Myers is 36, a submariner. He's had more bad years than good years, but he's MURDER on lefties. If the Yankees must have a LOOGY, he's not a bad choice.
DALLAS -- The Yankees bolstered their bullpen before leaving the Winter Meetings, agreeing to a two-year deal with left-hander Mike Myers.
Myers told MLB.com in a phone interview that he had agreed to terms on a two-year contract with New York, filling the much-needed role of left-handed specialist.
"I'm jacked up for it," Myers said of pitching in the Bronx. "It's going to be a lot of fun. The Yankees are a team I have wanted to play with for quite a while. I'm glad the deal was able to come to fruition."
The deal, which is contingent upon Myers passing a physical, was not officially announced.
Myers, a 36-year-old submariner, said that he agreed to the deal late Wednesday night, just hours after the Red Sox declined to offer him arbitration.
He went 3-1 with a 3.13 ERA in 65 games for the Red Sox last season, holding left-handed hitters to a .158 average and a .198 on-base percentage in 95 at-bats.
Myers said that while he wasn't surprised at Boston's decision, he found it odd that the Sox never made him a formal offer. For Myers, getting a two-year deal was important.
"The way the market was set up, combined with the year that I had and what I've done," Myers said, "I thought that there was a multi-year deal out there that I had earned."

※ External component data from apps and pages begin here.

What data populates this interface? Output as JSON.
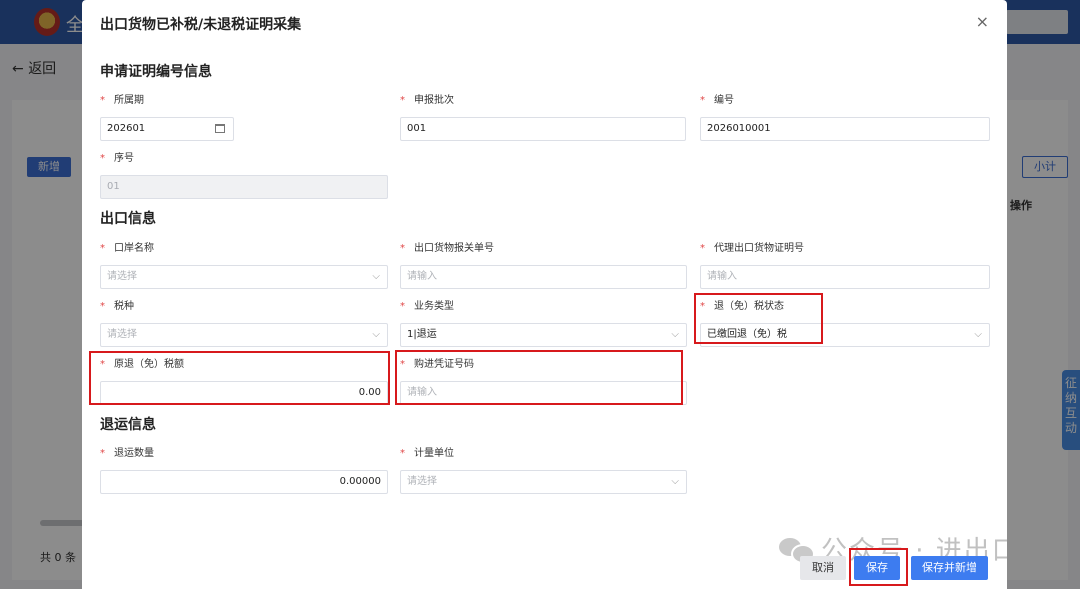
{
  "background": {
    "app_title": "全",
    "back_label": "返回",
    "new_button": "新增",
    "subtotal_button": "小计",
    "ops_header": "操作",
    "total_text": "共 0 条",
    "side_tab": "征纳互动"
  },
  "dialog": {
    "title": "出口货物已补税/未退税证明采集",
    "close_icon": "×",
    "sections": {
      "cert_info": "申请证明编号信息",
      "export_info": "出口信息",
      "return_info": "退运信息"
    },
    "fields": {
      "period": {
        "label": "所属期",
        "value": "202601"
      },
      "batch": {
        "label": "申报批次",
        "value": "001"
      },
      "number": {
        "label": "编号",
        "value": "2026010001"
      },
      "seq": {
        "label": "序号",
        "value": "01"
      },
      "port": {
        "label": "口岸名称",
        "placeholder": "请选择"
      },
      "customs_no": {
        "label": "出口货物报关单号",
        "placeholder": "请输入"
      },
      "agent_cert": {
        "label": "代理出口货物证明号",
        "placeholder": "请输入"
      },
      "tax_type": {
        "label": "税种",
        "placeholder": "请选择"
      },
      "biz_type": {
        "label": "业务类型",
        "value": "1|退运"
      },
      "refund_status": {
        "label": "退（免）税状态",
        "value": "已缴回退（免）税"
      },
      "orig_refund": {
        "label": "原退（免）税额",
        "value": "0.00"
      },
      "invoice_no": {
        "label": "购进凭证号码",
        "placeholder": "请输入"
      },
      "return_qty": {
        "label": "退运数量",
        "value": "0.00000"
      },
      "unit": {
        "label": "计量单位",
        "placeholder": "请选择"
      }
    },
    "buttons": {
      "cancel": "取消",
      "save": "保存",
      "save_new": "保存并新增"
    },
    "watermark": "公众号 · 进出口财税通"
  }
}
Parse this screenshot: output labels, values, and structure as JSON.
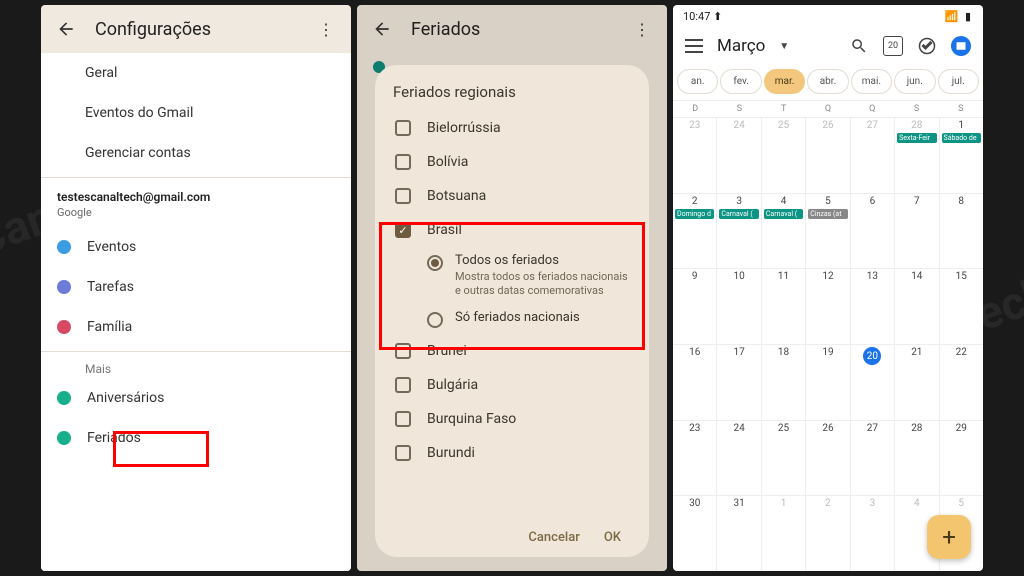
{
  "panel1": {
    "title": "Configurações",
    "items_top": [
      "Geral",
      "Eventos do Gmail",
      "Gerenciar contas"
    ],
    "account": {
      "email": "testescanaltech@gmail.com",
      "provider": "Google"
    },
    "cal_items": [
      {
        "label": "Eventos",
        "color": "#3b9de3"
      },
      {
        "label": "Tarefas",
        "color": "#6b7bd6"
      },
      {
        "label": "Família",
        "color": "#d64a63"
      }
    ],
    "more_label": "Mais",
    "more_items": [
      {
        "label": "Aniversários",
        "color": "#18b08a"
      },
      {
        "label": "Feriados",
        "color": "#18b08a"
      }
    ]
  },
  "panel2": {
    "title": "Feriados",
    "dialog_title": "Feriados regionais",
    "countries": [
      {
        "label": "Bielorrússia",
        "checked": false
      },
      {
        "label": "Bolívia",
        "checked": false
      },
      {
        "label": "Botsuana",
        "checked": false
      },
      {
        "label": "Brasil",
        "checked": true
      },
      {
        "label": "Brunei",
        "checked": false
      },
      {
        "label": "Bulgária",
        "checked": false
      },
      {
        "label": "Burquina Faso",
        "checked": false
      },
      {
        "label": "Burundi",
        "checked": false
      }
    ],
    "brasil_opts": [
      {
        "label": "Todos os feriados",
        "desc": "Mostra todos os feriados nacionais e outras datas comemorativas",
        "selected": true
      },
      {
        "label": "Só feriados nacionais",
        "desc": "",
        "selected": false
      }
    ],
    "cancel": "Cancelar",
    "ok": "OK"
  },
  "panel3": {
    "time": "10:47",
    "month": "Março",
    "today_box": "20",
    "month_tabs": [
      "an.",
      "fev.",
      "mar.",
      "abr.",
      "mai.",
      "jun.",
      "jul."
    ],
    "month_selected": 2,
    "dow": [
      "D",
      "S",
      "T",
      "Q",
      "Q",
      "S",
      "S"
    ],
    "weeks": [
      [
        {
          "n": "23",
          "fade": true
        },
        {
          "n": "24",
          "fade": true
        },
        {
          "n": "25",
          "fade": true
        },
        {
          "n": "26",
          "fade": true
        },
        {
          "n": "27",
          "fade": true
        },
        {
          "n": "28",
          "fade": true,
          "ev": [
            {
              "t": "Sexta-Feir"
            }
          ]
        },
        {
          "n": "1",
          "ev": [
            {
              "t": "Sábado de"
            }
          ]
        }
      ],
      [
        {
          "n": "2",
          "ev": [
            {
              "t": "Domingo d"
            }
          ]
        },
        {
          "n": "3",
          "ev": [
            {
              "t": "Carnaval ("
            }
          ]
        },
        {
          "n": "4",
          "ev": [
            {
              "t": "Carnaval ("
            }
          ]
        },
        {
          "n": "5",
          "ev": [
            {
              "t": "Cinzas (at",
              "g": true
            }
          ]
        },
        {
          "n": "6"
        },
        {
          "n": "7"
        },
        {
          "n": "8"
        }
      ],
      [
        {
          "n": "9"
        },
        {
          "n": "10"
        },
        {
          "n": "11"
        },
        {
          "n": "12"
        },
        {
          "n": "13"
        },
        {
          "n": "14"
        },
        {
          "n": "15"
        }
      ],
      [
        {
          "n": "16"
        },
        {
          "n": "17"
        },
        {
          "n": "18"
        },
        {
          "n": "19"
        },
        {
          "n": "20",
          "today": true
        },
        {
          "n": "21"
        },
        {
          "n": "22"
        }
      ],
      [
        {
          "n": "23"
        },
        {
          "n": "24"
        },
        {
          "n": "25"
        },
        {
          "n": "26"
        },
        {
          "n": "27"
        },
        {
          "n": "28"
        },
        {
          "n": "29"
        }
      ],
      [
        {
          "n": "30"
        },
        {
          "n": "31"
        },
        {
          "n": "1",
          "fade": true
        },
        {
          "n": "2",
          "fade": true
        },
        {
          "n": "3",
          "fade": true
        },
        {
          "n": "4",
          "fade": true
        },
        {
          "n": "5",
          "fade": true
        }
      ]
    ],
    "fab": "+"
  }
}
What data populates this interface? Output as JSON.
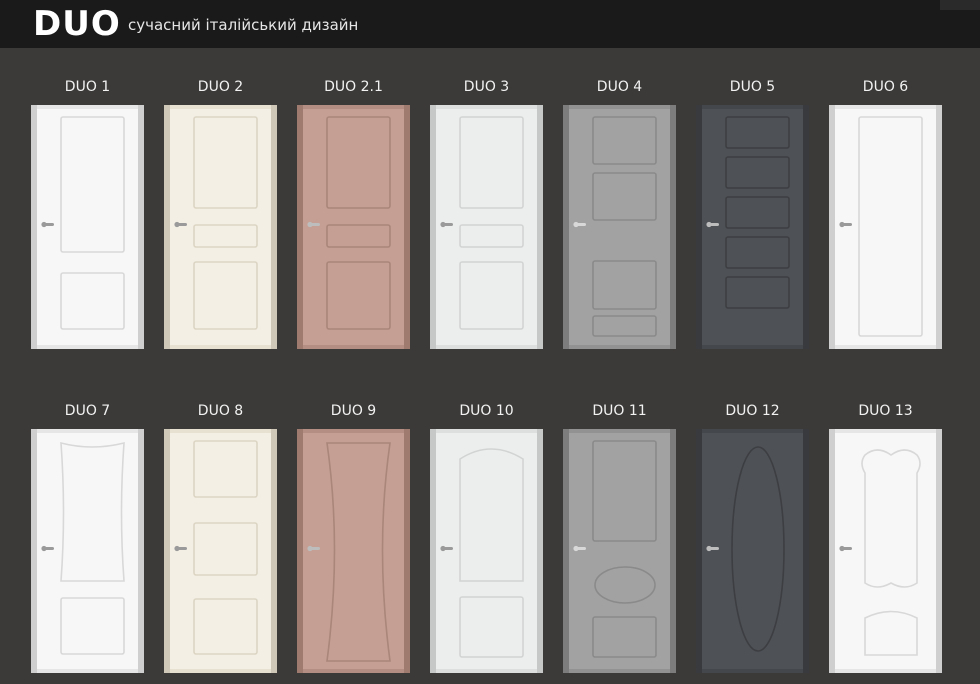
{
  "header": {
    "brand": "DUO",
    "tagline": "сучасний італійський дизайн"
  },
  "colors": {
    "background": "#3b3a38",
    "header": "#1a1a1a"
  },
  "rows": [
    [
      {
        "label": "DUO 1",
        "style": "white",
        "panels": "tall-top-low"
      },
      {
        "label": "DUO 2",
        "style": "cream",
        "panels": "raised-3"
      },
      {
        "label": "DUO 2.1",
        "style": "mocha",
        "panels": "raised-3"
      },
      {
        "label": "DUO 3",
        "style": "white-grey",
        "panels": "raised-3"
      },
      {
        "label": "DUO 4",
        "style": "grey",
        "panels": "four-equal"
      },
      {
        "label": "DUO 5",
        "style": "anthracite",
        "panels": "five-equal"
      },
      {
        "label": "DUO 6",
        "style": "white",
        "panels": "single"
      }
    ],
    [
      {
        "label": "DUO 7",
        "style": "white",
        "panels": "flared-top-low"
      },
      {
        "label": "DUO 8",
        "style": "cream",
        "panels": "three-stack"
      },
      {
        "label": "DUO 9",
        "style": "mocha",
        "panels": "hourglass"
      },
      {
        "label": "DUO 10",
        "style": "white-grey",
        "panels": "arched-top-low"
      },
      {
        "label": "DUO 11",
        "style": "grey",
        "panels": "oval-mid"
      },
      {
        "label": "DUO 12",
        "style": "anthracite",
        "panels": "tall-oval"
      },
      {
        "label": "DUO 13",
        "style": "white",
        "panels": "baroque"
      }
    ]
  ]
}
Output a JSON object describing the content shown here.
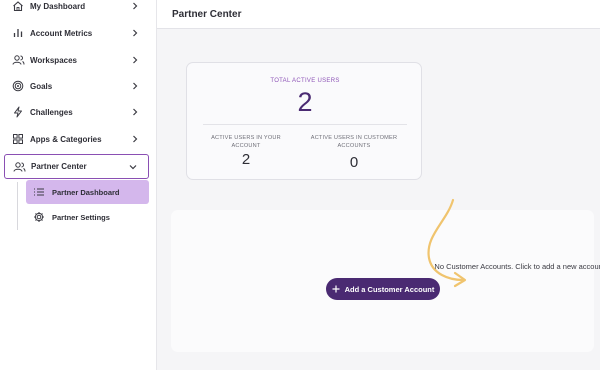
{
  "sidebar": {
    "items": [
      {
        "label": "My Dashboard",
        "icon": "home-icon"
      },
      {
        "label": "Account Metrics",
        "icon": "bar-chart-icon"
      },
      {
        "label": "Workspaces",
        "icon": "users-icon"
      },
      {
        "label": "Goals",
        "icon": "target-icon"
      },
      {
        "label": "Challenges",
        "icon": "lightning-icon"
      },
      {
        "label": "Apps & Categories",
        "icon": "grid-icon"
      },
      {
        "label": "Partner Center",
        "icon": "users-icon",
        "expanded": true
      }
    ],
    "sub_items": [
      {
        "label": "Partner Dashboard",
        "icon": "list-icon",
        "active": true
      },
      {
        "label": "Partner Settings",
        "icon": "gear-icon"
      }
    ]
  },
  "header": {
    "title": "Partner Center"
  },
  "stats": {
    "total_label": "TOTAL ACTIVE USERS",
    "total_value": "2",
    "your_account_label": "ACTIVE USERS IN YOUR ACCOUNT",
    "your_account_value": "2",
    "customer_label": "ACTIVE USERS IN CUSTOMER ACCOUNTS",
    "customer_value": "0"
  },
  "accounts": {
    "empty_message": "No Customer Accounts. Click to add a new account.",
    "add_button": "Add a Customer Account"
  },
  "colors": {
    "accent": "#4a2a72",
    "highlight": "#d4b7ec",
    "active_border": "#8a4fb3",
    "annotation_arrow": "#f0c46e"
  }
}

General manager Brian Cashman declined to say whether the Yankees had come to terms with any relievers, saying only, "We've got our lines out."
The Yankees have several imposing left-handed bats to contend with in the American League, most notably David Ortiz, Boston's biggest Yankee-killer. Before Myers joined the Red Sox in 2004, Ortiz said that the lefty's sidearm delivery made it difficult to pick up the ball out of his hand.
"That guy is funky," Ortiz said after striking out against Myers in May 2004. "I don't know, his ball looks like it's going to hit the ground ... every pitch from him goes to the black."
Since 2002, the Yankees have used a number of lefties in the bullpen, including Buddy Groom, Wayne Franklin, Alan Embree, Felix Heredia, C.J. Nitkowski, Gabe White, Chris Hammond, Randy Choate and Jesse Orosco. They even tried to bring back Mike Stanton last season, but he was unable to replicate the success he had in his first tenure with the Yankees from 1997-2002.
"Mike Stanton did a phenomenal job for them during the run of World Series championships," Myers said. "I know they have gone through about 15 different left-handers in the past few years, so I'm looking forward to filling that role and helping bring a World Series title back to New York."